There’s a reason why the Red Sox — fresh off their third World Series Championship in 10 years — allowed Jacoby Ellsbury to flee to New York following the the 2013 season with little resistance.
The reason was Jackie Bradley Jr. The same reason why Cuban import Rusney Castillo, who signed a $72.5 million contract in 2014, is trying to find his groove with the AAA Pawtucket Red Sox.
There is a reason why former Red Sox general manager Ben Cherington and newly appointed baseball chief Dave Dombrowski rebuked the many trade offers for the multi-talented Bradley over the past three years despite Bradley’s anemic .198 batting average and .531 OPS in his 2014 major league debut season. That reason is coming to fruition on a nightly basis.
The previously all-field, no-hit center fielder has become one of baseball’s most dangerous offensive threats. Bradley is working on a 15-game hitting streak, the longest in the majors this season. During that time, he is hitting a robust .382 with four doubles, three triples, four homers and 17 RBI with a sizzling 1.215 OPS. Bradley’s .903 OPS for the season is 13th in the AL, just behind proven offensive forces Mike Trout (.964) and Josh Donaldson (.931).
Although the sample size is small, Bradley has been one of baseball’s toughest outs this season. Facing defenses stacked to the right side, Bradley has found the gaps with a powerful opposite-field swing. He has also been able to pull the ball with authority when facing pitches on the inner half of the plate.
With just parts of three major league seasons under his belt, Bradley already has a wide-array of baseball cards ranging no-glitz minor league cards to chrome and high-premium rookies. His earliest cards date back to his college days.
As the driving force behind the University of South Carolina’s first national championship in 2010, Bradley established himself as a highly-skilled offensive and defensive player worthy of first-round consideration in the MLB amateur draft. Bradley hit .368, with a mind-blowing 1.060 OPS, 60 RBI, 56 runs, 13 homers and seven steals in 67 games during the regular season. Ten hits during the World Series earned the Richmond, VA native the College World Series Most Outstanding Player Award. Bradley’s 2010 Topps “Collegiate Team” Triple Jersey is a great buy for $5.

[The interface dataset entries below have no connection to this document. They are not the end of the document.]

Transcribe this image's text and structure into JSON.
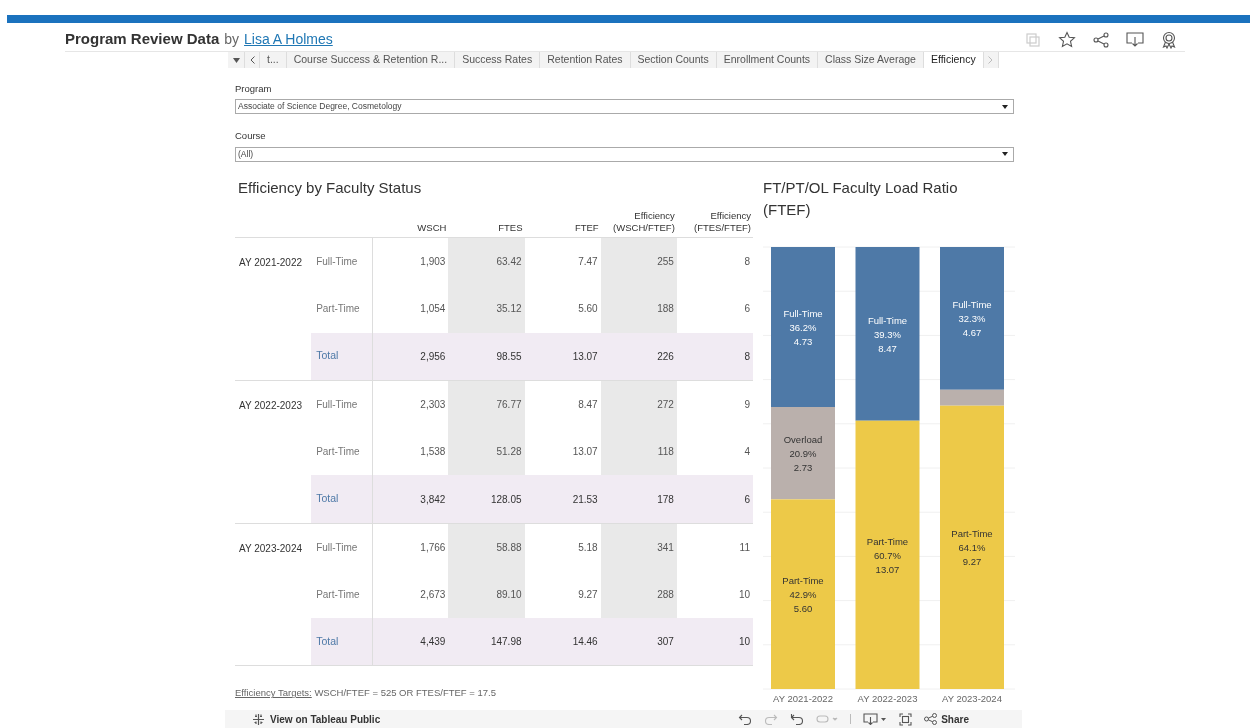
{
  "header": {
    "title": "Program Review Data",
    "by": "by",
    "author": "Lisa A Holmes"
  },
  "tabs": [
    {
      "label": "t...",
      "selected": false
    },
    {
      "label": "Course Success & Retention R...",
      "selected": false
    },
    {
      "label": "Success Rates",
      "selected": false
    },
    {
      "label": "Retention Rates",
      "selected": false
    },
    {
      "label": "Section Counts",
      "selected": false
    },
    {
      "label": "Enrollment Counts",
      "selected": false
    },
    {
      "label": "Class Size Average",
      "selected": false
    },
    {
      "label": "Efficiency",
      "selected": true
    }
  ],
  "filters": [
    {
      "label": "Program",
      "value": "Associate of Science Degree, Cosmetology"
    },
    {
      "label": "Course",
      "value": "(All)"
    }
  ],
  "table": {
    "title": "Efficiency by Faculty Status",
    "columns": [
      "WSCH",
      "FTES",
      "FTEF",
      "Efficiency (WSCH/FTEF)",
      "Efficiency (FTES/FTEF)"
    ],
    "groups": [
      {
        "year": "AY 2021-2022",
        "rows": [
          {
            "kind": "detail",
            "status": "Full-Time",
            "cells": [
              "1,903",
              "63.42",
              "7.47",
              "255",
              "8"
            ]
          },
          {
            "kind": "detail",
            "status": "Part-Time",
            "cells": [
              "1,054",
              "35.12",
              "5.60",
              "188",
              "6"
            ]
          },
          {
            "kind": "total",
            "status": "Total",
            "cells": [
              "2,956",
              "98.55",
              "13.07",
              "226",
              "8"
            ]
          }
        ]
      },
      {
        "year": "AY 2022-2023",
        "rows": [
          {
            "kind": "detail",
            "status": "Full-Time",
            "cells": [
              "2,303",
              "76.77",
              "8.47",
              "272",
              "9"
            ]
          },
          {
            "kind": "detail",
            "status": "Part-Time",
            "cells": [
              "1,538",
              "51.28",
              "13.07",
              "118",
              "4"
            ]
          },
          {
            "kind": "total",
            "status": "Total",
            "cells": [
              "3,842",
              "128.05",
              "21.53",
              "178",
              "6"
            ]
          }
        ]
      },
      {
        "year": "AY 2023-2024",
        "rows": [
          {
            "kind": "detail",
            "status": "Full-Time",
            "cells": [
              "1,766",
              "58.88",
              "5.18",
              "341",
              "11"
            ]
          },
          {
            "kind": "detail",
            "status": "Part-Time",
            "cells": [
              "2,673",
              "89.10",
              "9.27",
              "288",
              "10"
            ]
          },
          {
            "kind": "total",
            "status": "Total",
            "cells": [
              "4,439",
              "147.98",
              "14.46",
              "307",
              "10"
            ]
          }
        ]
      }
    ]
  },
  "footnote": {
    "link": "Efficiency Targets:",
    "text": "WSCH/FTEF = 525 OR FTES/FTEF = 17.5"
  },
  "chart": {
    "chart_data": {
      "type": "bar",
      "title": "FT/PT/OL Faculty Load Ratio (FTEF)",
      "stacked": true,
      "data_labels": true,
      "categories": [
        "AY 2021-2022",
        "AY 2022-2023",
        "AY 2023-2024"
      ],
      "series": [
        {
          "name": "Full-Time",
          "color": "#4e79a7",
          "values": [
            36.2,
            39.3,
            32.3
          ],
          "value_labels": [
            "36.2%\n4.73",
            "39.3%\n8.47",
            "32.3%\n4.67"
          ]
        },
        {
          "name": "Overload",
          "color": "#bab0ac",
          "values": [
            20.9,
            null,
            3.6
          ],
          "value_labels": [
            "20.9%\n2.73",
            null,
            null
          ]
        },
        {
          "name": "Part-Time",
          "color": "#edc948",
          "values": [
            42.9,
            60.7,
            64.1
          ],
          "value_labels": [
            "42.9%\n5.60",
            "60.7%\n13.07",
            "64.1%\n9.27"
          ]
        }
      ]
    }
  },
  "footer": {
    "link": "View on Tableau Public",
    "share": "Share"
  }
}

Later that summer, Bradley threw out the first pitch at a Kansas City Royals game as Major League Baseball honored the South Carolina Gamecocks championship team. The recognition continued as Bradley was named to the Team USA Collegiate National Team.

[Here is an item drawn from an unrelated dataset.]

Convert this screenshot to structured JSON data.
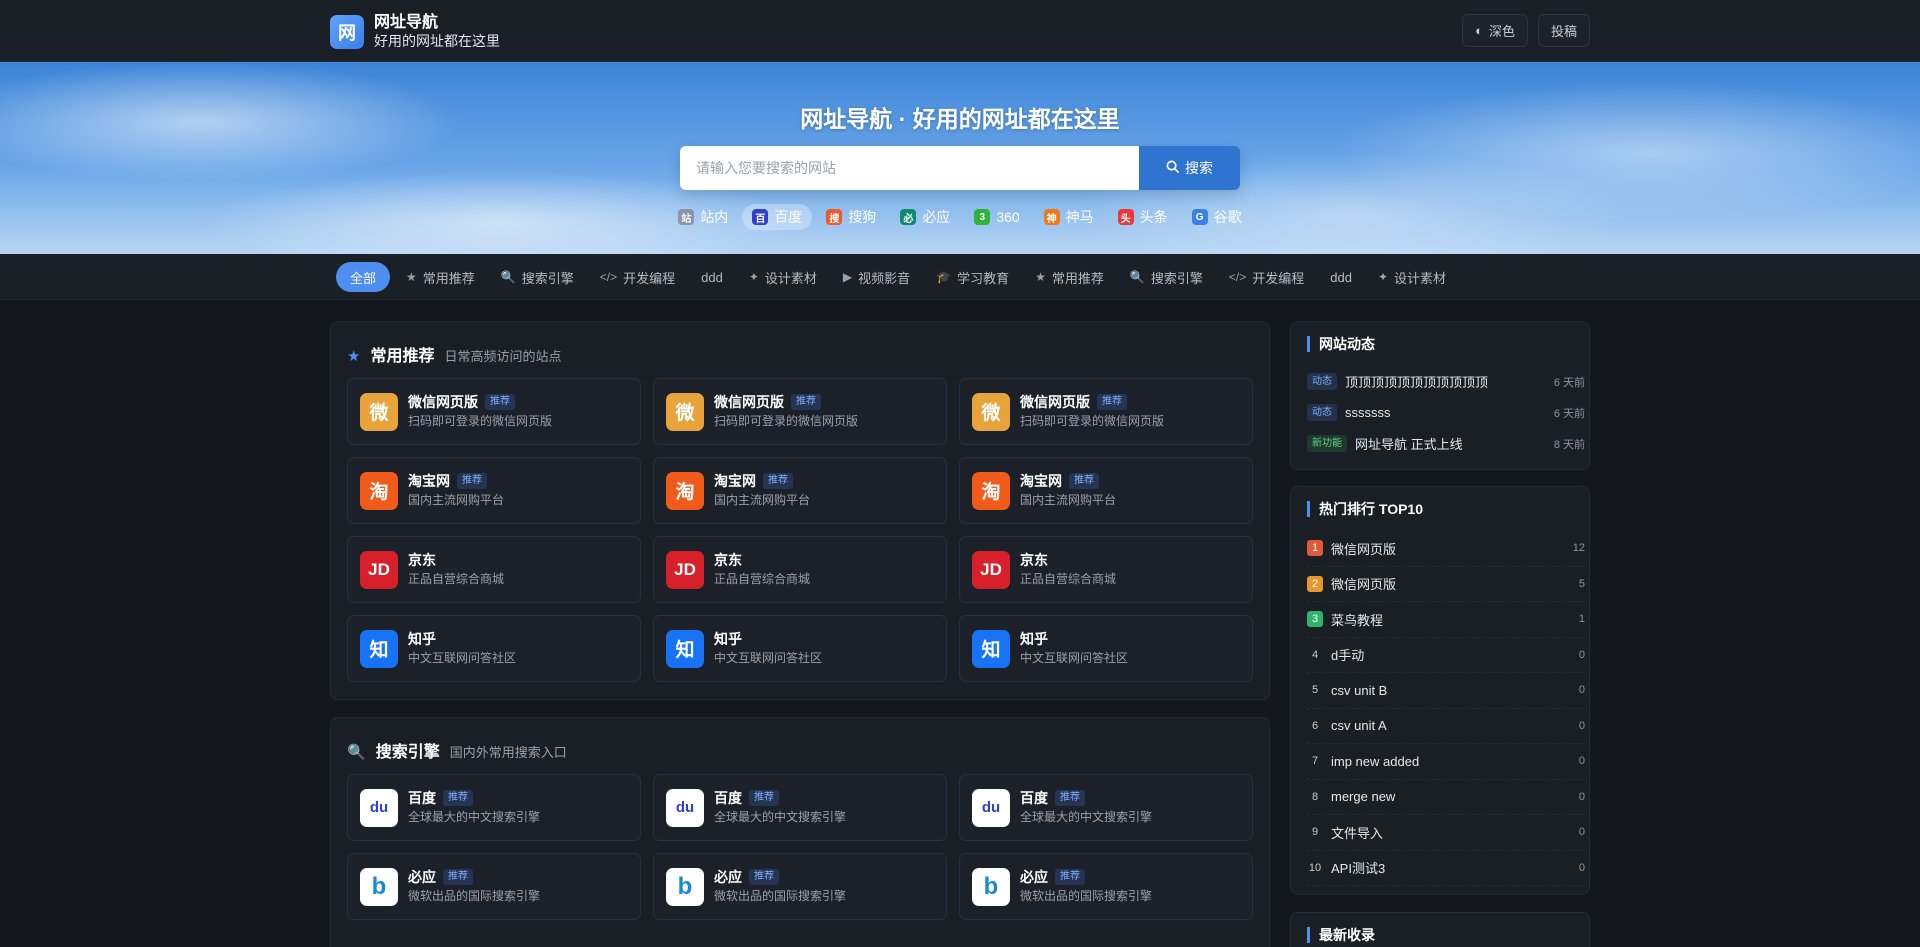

The 2010 Bowman Platinum Rookie, Bradley’s first baseball card of note, captures the five-tool outfielder in his left-handed stance against a silhouetted baseball field background. This card is a great buy for $3 with the “Gold” parallel version selling for $8. High-gloss Bowman Platinum rookie cards gain significant value as rising stars develop. Trout, Bryce Harper, Mike Stanton, Buster Posey and Jason Heyward Platinum rookies are some of the hobby’s most sought-after cards.
Bradley’s first memorabilia card can also be found in the Platinum Series. His USA Autograph/Jersey card with a production run of 740 sell for $45 and are on the rise. The more scarce version, limited to a production run of 50, is approaching $100 in value. Be sure to keep the Platinum cards in protective shields, as fingerprints will appear on the silver or gold foil and edges chip with the slightest contact.
A subpar junior season, which ended with a wrist injury, turned into good fortune for the Red Sox. Watching a player with off-the-chart tools and advanced skills slip through the first round, the Red Sox pounced on Bradley with the 40th overall pick. He was actually their fourth pick of the day, behind highly-touted pitcher Matt Barnes, catcher Blake Swihart and pitcher Henry Owens. Bradley quickly proved his worth by reaching AA-ball in his first full season and finishing second in the system in batting average and first in on-base percentage.
Bradley’s 2012 Bowman Rookie — his first card in a Red Sox uniform — is a great buy for $1, while the chrome version is selling for $2.00. Still reasonably priced, now is the time to buy these cards. Chrome Refractor Autograph versions are selling for as much as $90.